13.1 – Characteristics of Intangible Assets
Intangible assets have the following characteristics:
13.2 – Common Intangible Assets
|Intangible Asset||Asset Life||Subject to Amortization?||Subject to Impairment Test?|
|Trade Mark/Trade Name||Unlimited||No||Yes|
|Research and Development||N/A||N/A – expense||N/A – expense|
13.3 – Fundamental Theory of Intangible Assets
There are two types of intangible assets: limited-life and unlimited life.
Limited-life intangible: Has a limited life and is subject to impairment testing and amortization.
Unlimited life: Has an unlimited life and is only subject to impairment testing.
To assign a value to the intangible assets we will use the following criteria:
1) Purchased intangible assets are assigned their cost price and this is recorded as an asset.
2) Internally created intangible assets will have their indirect costs expensed when incurred. Only direct costs will be recorded.
13.4 – Valuation and Recognition of Intangible Assets
1. Purchased intangible assets: If an intangible asset is purchased then the cost to purchase the intangible will be debited to an asset account.
2. Internally Created Intangibles: Internally created intangible assets will have their indirect costs expensed when incurred. Only direct costs will be recorded.
13.5 – Amortization of Intangible Assets
Intangible assets may be subject to obsolescence or lose their value over time due to a variety of factors. To compensate for this decay of value we will use amortization.
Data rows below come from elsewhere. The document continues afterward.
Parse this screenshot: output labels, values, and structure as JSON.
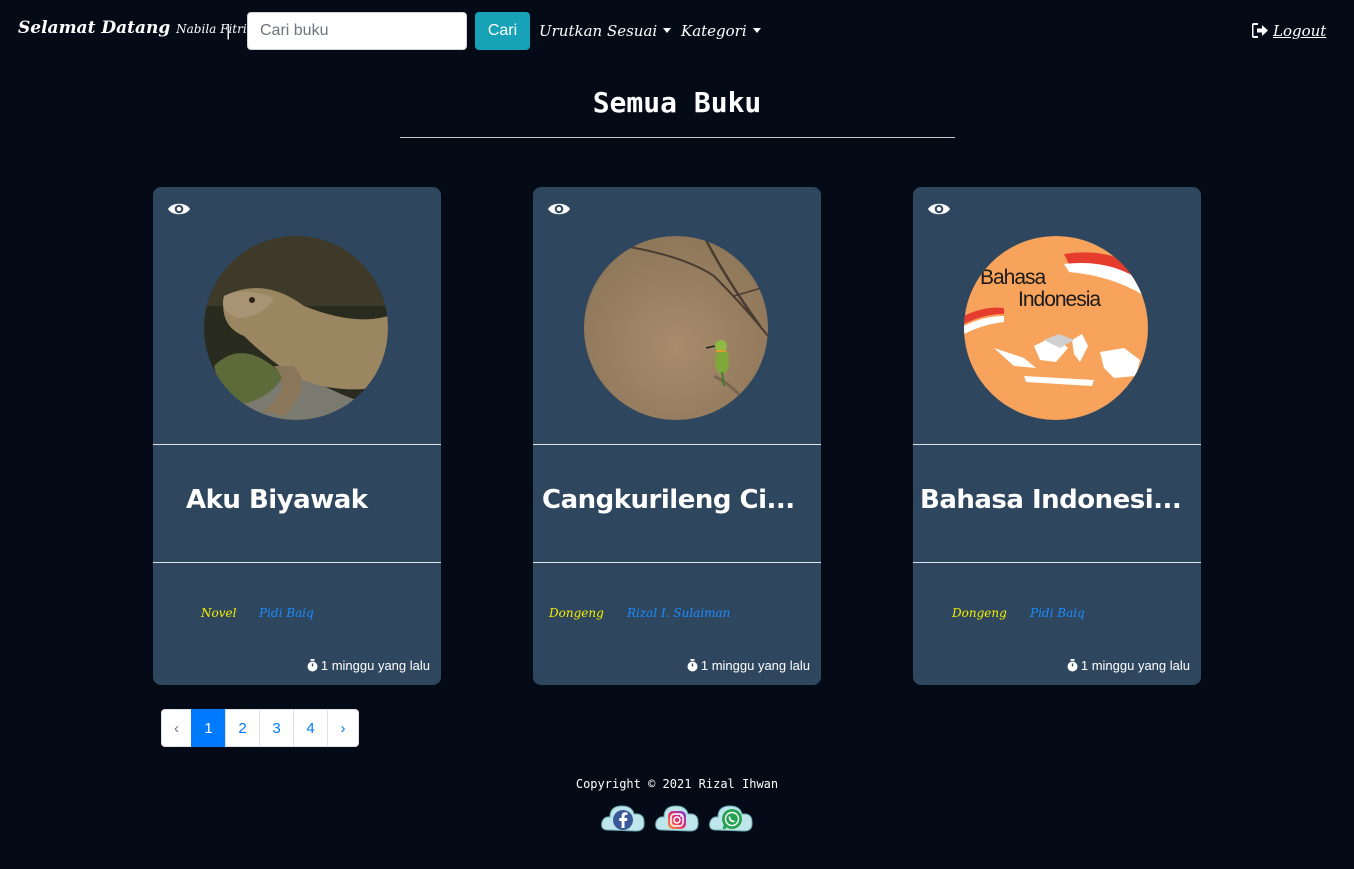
{
  "navbar": {
    "brand_greeting": "Selamat Datang",
    "brand_name": "Nabila Fitriani",
    "separator": "|",
    "search_placeholder": "Cari buku",
    "search_button": "Cari",
    "sort_label": "Urutkan Sesuai",
    "category_label": "Kategori",
    "logout_label": "Logout"
  },
  "page_title": "Semua Buku",
  "books": [
    {
      "title": "Aku Biyawak",
      "category": "Novel",
      "author": "Pidi Baiq",
      "time": "1 minggu yang lalu",
      "cover_icon": "komodo-image"
    },
    {
      "title": "Cangkurileng Ci...",
      "category": "Dongeng",
      "author": "Rizal I. Sulaiman",
      "time": "1 minggu yang lalu",
      "cover_icon": "bird-image"
    },
    {
      "title": "Bahasa Indonesi...",
      "category": "Dongeng",
      "author": "Pidi Baiq",
      "time": "1 minggu yang lalu",
      "cover_icon": "bahasa-indonesia-image",
      "cover_text_1": "Bahasa",
      "cover_text_2": "Indonesia"
    }
  ],
  "pagination": {
    "prev": "‹",
    "pages": [
      "1",
      "2",
      "3",
      "4"
    ],
    "next": "›",
    "active": "1"
  },
  "footer": {
    "copyright": "Copyright © 2021 Rizal Ihwan",
    "social": [
      "facebook-icon",
      "instagram-icon",
      "whatsapp-icon"
    ]
  },
  "colors": {
    "background": "#040b17",
    "card": "#2f465f",
    "search_button": "#17a2b8",
    "category": "#f3f000",
    "author": "#1a8cff",
    "page_active": "#007bff"
  }
}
Amortization is simply the process of converting an asset into an expense based on a systematic set of guidelines.
If an intangible asset has an indefinite life (i.e. a trade mark) then it should not be subject to amortization.
To record amortization you debit the amortization expense and credit the intangible asset account.
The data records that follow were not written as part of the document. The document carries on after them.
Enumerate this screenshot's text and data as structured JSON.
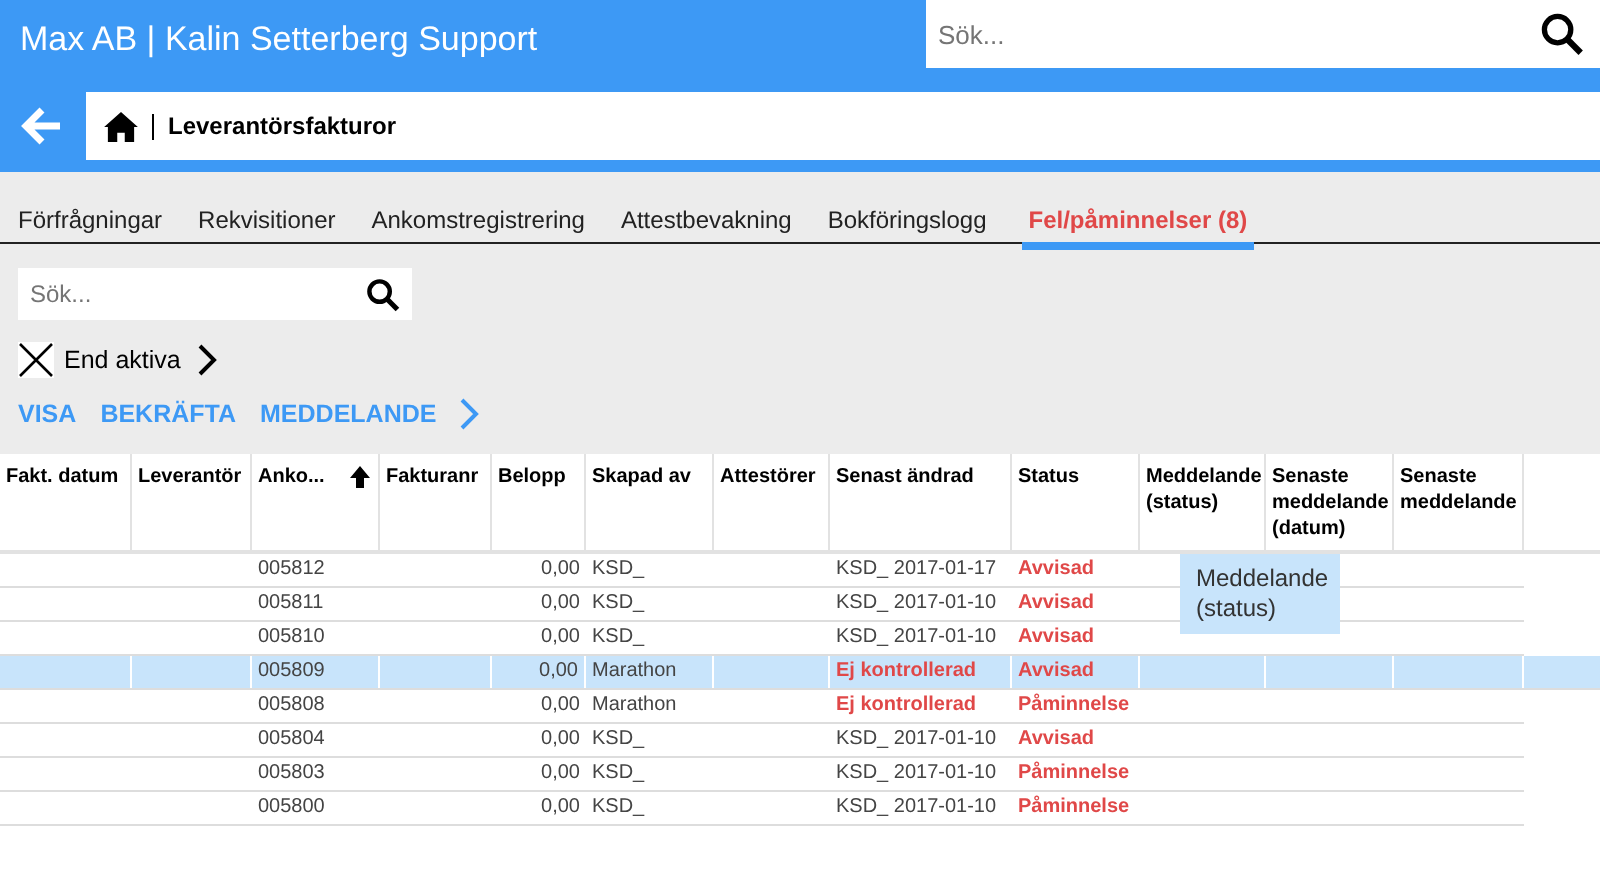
{
  "header": {
    "title": "Max AB | Kalin Setterberg Support",
    "search": {
      "placeholder": "Sök..."
    }
  },
  "breadcrumb": {
    "title": "Leverantörsfakturor"
  },
  "tabs": [
    {
      "label": "Förfrågningar",
      "selected": false
    },
    {
      "label": "Rekvisitioner",
      "selected": false
    },
    {
      "label": "Ankomstregistrering",
      "selected": false
    },
    {
      "label": "Attestbevakning",
      "selected": false
    },
    {
      "label": "Bokföringslogg",
      "selected": false
    },
    {
      "label": "Fel/påminnelser (8)",
      "selected": true
    }
  ],
  "filter": {
    "search": {
      "placeholder": "Sök..."
    },
    "only_active": {
      "label": "End aktiva",
      "checked": true
    }
  },
  "actions": [
    "VISA",
    "BEKRÄFTA",
    "MEDDELANDE"
  ],
  "table": {
    "columns": [
      {
        "label": "Fakt. datum",
        "sorted": false
      },
      {
        "label": "Leverantör",
        "sorted": false
      },
      {
        "label": "Anko...",
        "sorted": true
      },
      {
        "label": "Fakturanr",
        "sorted": false
      },
      {
        "label": "Belopp",
        "sorted": false
      },
      {
        "label": "Skapad av",
        "sorted": false
      },
      {
        "label": "Attestörer",
        "sorted": false
      },
      {
        "label": "Senast ändrad",
        "sorted": false
      },
      {
        "label": "Status",
        "sorted": false
      },
      {
        "label": "Meddelande (status)",
        "sorted": false
      },
      {
        "label": "Senaste meddelande (datum)",
        "sorted": false
      },
      {
        "label": "Senaste meddelande",
        "sorted": false
      }
    ],
    "rows": [
      {
        "cells": [
          "",
          "",
          "005812",
          "",
          "0,00",
          "KSD_",
          "",
          "KSD_ 2017-01-17",
          "Avvisad",
          "",
          "",
          ""
        ],
        "selected": false,
        "unchecked": false
      },
      {
        "cells": [
          "",
          "",
          "005811",
          "",
          "0,00",
          "KSD_",
          "",
          "KSD_ 2017-01-10",
          "Avvisad",
          "",
          "",
          ""
        ],
        "selected": false,
        "unchecked": false
      },
      {
        "cells": [
          "",
          "",
          "005810",
          "",
          "0,00",
          "KSD_",
          "",
          "KSD_ 2017-01-10",
          "Avvisad",
          "",
          "",
          ""
        ],
        "selected": false,
        "unchecked": false
      },
      {
        "cells": [
          "",
          "",
          "005809",
          "",
          "0,00",
          "Marathon",
          "",
          "Ej kontrollerad",
          "Avvisad",
          "",
          "",
          ""
        ],
        "selected": true,
        "unchecked": true
      },
      {
        "cells": [
          "",
          "",
          "005808",
          "",
          "0,00",
          "Marathon",
          "",
          "Ej kontrollerad",
          "Påminnelse",
          "",
          "",
          ""
        ],
        "selected": false,
        "unchecked": true
      },
      {
        "cells": [
          "",
          "",
          "005804",
          "",
          "0,00",
          "KSD_",
          "",
          "KSD_ 2017-01-10",
          "Avvisad",
          "",
          "",
          ""
        ],
        "selected": false,
        "unchecked": false
      },
      {
        "cells": [
          "",
          "",
          "005803",
          "",
          "0,00",
          "KSD_",
          "",
          "KSD_ 2017-01-10",
          "Påminnelse",
          "",
          "",
          ""
        ],
        "selected": false,
        "unchecked": false
      },
      {
        "cells": [
          "",
          "",
          "005800",
          "",
          "0,00",
          "KSD_",
          "",
          "KSD_ 2017-01-10",
          "Påminnelse",
          "",
          "",
          ""
        ],
        "selected": false,
        "unchecked": false
      }
    ],
    "tooltip": "Meddelande (status)"
  }
}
If the intangible asset has a residual value it must be subtracted from the amortization base before calculating the amortization expense.
If the intangible asset’s useful life is evaluated to be longer or shorter then the amortization expense rate must be recalculated.
13.6 – Impairment Testing of Intangible Assets
Impairment is when an asset is reported at a higher value than the expected value it will bring to the business over the course of its lifetime. When an asset is impaired it must be written down to its correct valuation using fair value methods.
It is a two-step process: first step is recoverability test using undiscounted cash flows (only applies to limited-life intangibles). The second step is to use a fair value method to value the intangible asset (use discounted cash flows).
If the recoverability test using undiscounted cash flows is less than the book value of the intangible asset then the intangible asset is impaired and must be written down to fair value.
13.7 – Research and Development
Research: Conducting experiments or other investigations to discover new knowledge.
Development: Converting knowledge obtained from research into a viable product or improving an existing product.
All R&D expense is expensed in the period incurred. After a product has been developed, we capitalize to an asset account.
13.8 – Financial Statement Presentation
Amortization expense is to be reported on the income statement under other revenue and expenses.
Intangible assets are to be reported on the balance sheet at net book value. No contra-asset accounts are reported on the balance sheet for intangible assets.
|Intangible Asset||If Purchased||If Internally Created||Subject to Amortization?||Subject to Impairment Test?|
|Limited-Life||Capitalized||All R&D Expensed||Yes – Over useful life||Yes – Recoverability + Fair Value Test|
|Unlimited Life||Capitalized||All R&D Expensed||No||Yes – Fair Value Test|